### EXERCISE
Once the images are set aside, print the remaining lines below exactly.

▼

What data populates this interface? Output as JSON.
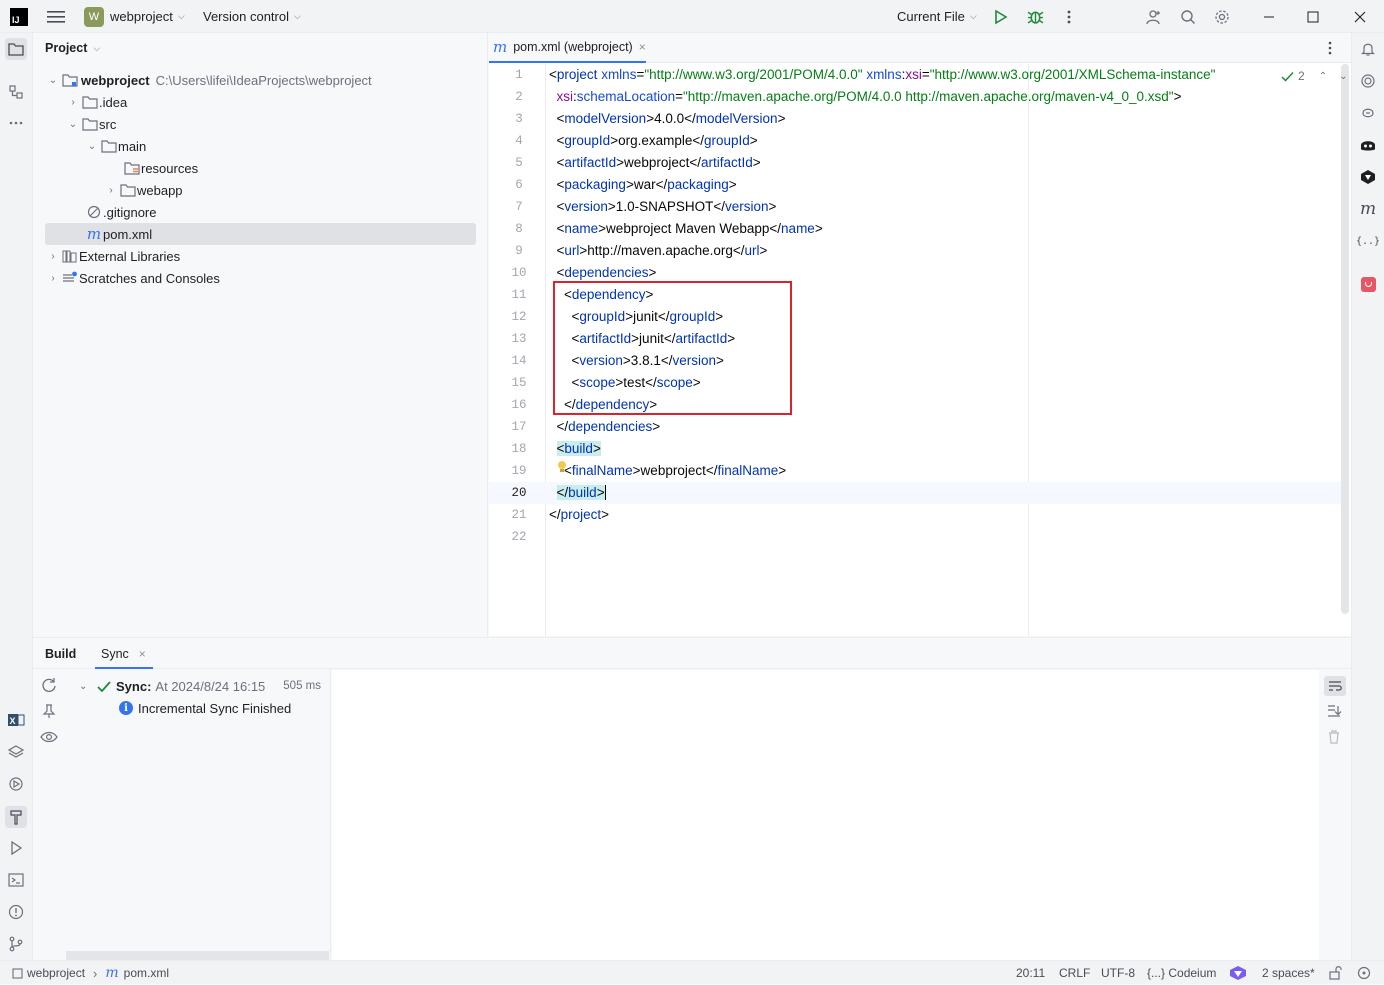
{
  "titlebar": {
    "project_badge": "W",
    "project_name": "webproject",
    "vcs": "Version control",
    "run_config": "Current File",
    "brand_color": "#8a9a5b"
  },
  "project_panel": {
    "title": "Project",
    "tree": [
      {
        "label": "webproject",
        "path": "C:\\Users\\lifei\\IdeaProjects\\webproject",
        "arrow": "down",
        "icon": "module-folder-icon"
      },
      {
        "label": ".idea",
        "arrow": "right",
        "icon": "folder-icon"
      },
      {
        "label": "src",
        "arrow": "down",
        "icon": "folder-icon"
      },
      {
        "label": "main",
        "arrow": "down",
        "icon": "folder-icon"
      },
      {
        "label": "resources",
        "arrow": "",
        "icon": "resources-folder-icon"
      },
      {
        "label": "webapp",
        "arrow": "right",
        "icon": "folder-icon"
      },
      {
        "label": ".gitignore",
        "arrow": "",
        "icon": "ignore-file-icon"
      },
      {
        "label": "pom.xml",
        "arrow": "",
        "icon": "maven-file-icon",
        "selected": true
      },
      {
        "label": "External Libraries",
        "arrow": "right",
        "icon": "libraries-icon"
      },
      {
        "label": "Scratches and Consoles",
        "arrow": "right",
        "icon": "scratches-icon"
      }
    ]
  },
  "editor": {
    "tab_label": "pom.xml (webproject)",
    "inspection_count": "2",
    "current_line": "20",
    "line_numbers": [
      "1",
      "2",
      "3",
      "4",
      "5",
      "6",
      "7",
      "8",
      "9",
      "10",
      "11",
      "12",
      "13",
      "14",
      "15",
      "16",
      "17",
      "18",
      "19",
      "20",
      "21",
      "22"
    ]
  },
  "build_panel": {
    "tabs": [
      "Build",
      "Sync"
    ],
    "sync_label": "Sync:",
    "sync_time": "At 2024/8/24 16:15",
    "sync_duration": "505 ms",
    "message": "Incremental Sync Finished"
  },
  "statusbar": {
    "breadcrumb_project": "webproject",
    "breadcrumb_file": "pom.xml",
    "position": "20:11",
    "line_sep": "CRLF",
    "encoding": "UTF-8",
    "codeium": "{...} Codeium",
    "indent": "2 spaces*"
  }
}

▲

### RESULT FOR THIS EXERCISE
What data populates this interface? Output as JSON.
{
  "titlebar": {
    "project_badge": "W",
    "project_name": "webproject",
    "vcs": "Version control",
    "run_config": "Current File",
    "brand_color": "#8a9a5b"
  },
  "project_panel": {
    "title": "Project",
    "tree": [
      {
        "label": "webproject",
        "path": "C:\\Users\\lifei\\IdeaProjects\\webproject",
        "arrow": "down",
        "icon": "module-folder-icon"
      },
      {
        "label": ".idea",
        "arrow": "right",
        "icon": "folder-icon"
      },
      {
        "label": "src",
        "arrow": "down",
        "icon": "folder-icon"
      },
      {
        "label": "main",
        "arrow": "down",
        "icon": "folder-icon"
      },
      {
        "label": "resources",
        "arrow": "",
        "icon": "resources-folder-icon"
      },
      {
        "label": "webapp",
        "arrow": "right",
        "icon": "folder-icon"
      },
      {
        "label": ".gitignore",
        "arrow": "",
        "icon": "ignore-file-icon"
      },
      {
        "label": "pom.xml",
        "arrow": "",
        "icon": "maven-file-icon",
        "selected": true
      },
      {
        "label": "External Libraries",
        "arrow": "right",
        "icon": "libraries-icon"
      },
      {
        "label": "Scratches and Consoles",
        "arrow": "right",
        "icon": "scratches-icon"
      }
    ]
  },
  "editor": {
    "tab_label": "pom.xml (webproject)",
    "inspection_count": "2",
    "current_line": "20",
    "line_numbers": [
      "1",
      "2",
      "3",
      "4",
      "5",
      "6",
      "7",
      "8",
      "9",
      "10",
      "11",
      "12",
      "13",
      "14",
      "15",
      "16",
      "17",
      "18",
      "19",
      "20",
      "21",
      "22"
    ]
  },
  "build_panel": {
    "tabs": [
      "Build",
      "Sync"
    ],
    "sync_label": "Sync:",
    "sync_time": "At 2024/8/24 16:15",
    "sync_duration": "505 ms",
    "message": "Incremental Sync Finished"
  },
  "statusbar": {
    "breadcrumb_project": "webproject",
    "breadcrumb_file": "pom.xml",
    "position": "20:11",
    "line_sep": "CRLF",
    "encoding": "UTF-8",
    "codeium": "{...} Codeium",
    "indent": "2 spaces*"
  }
}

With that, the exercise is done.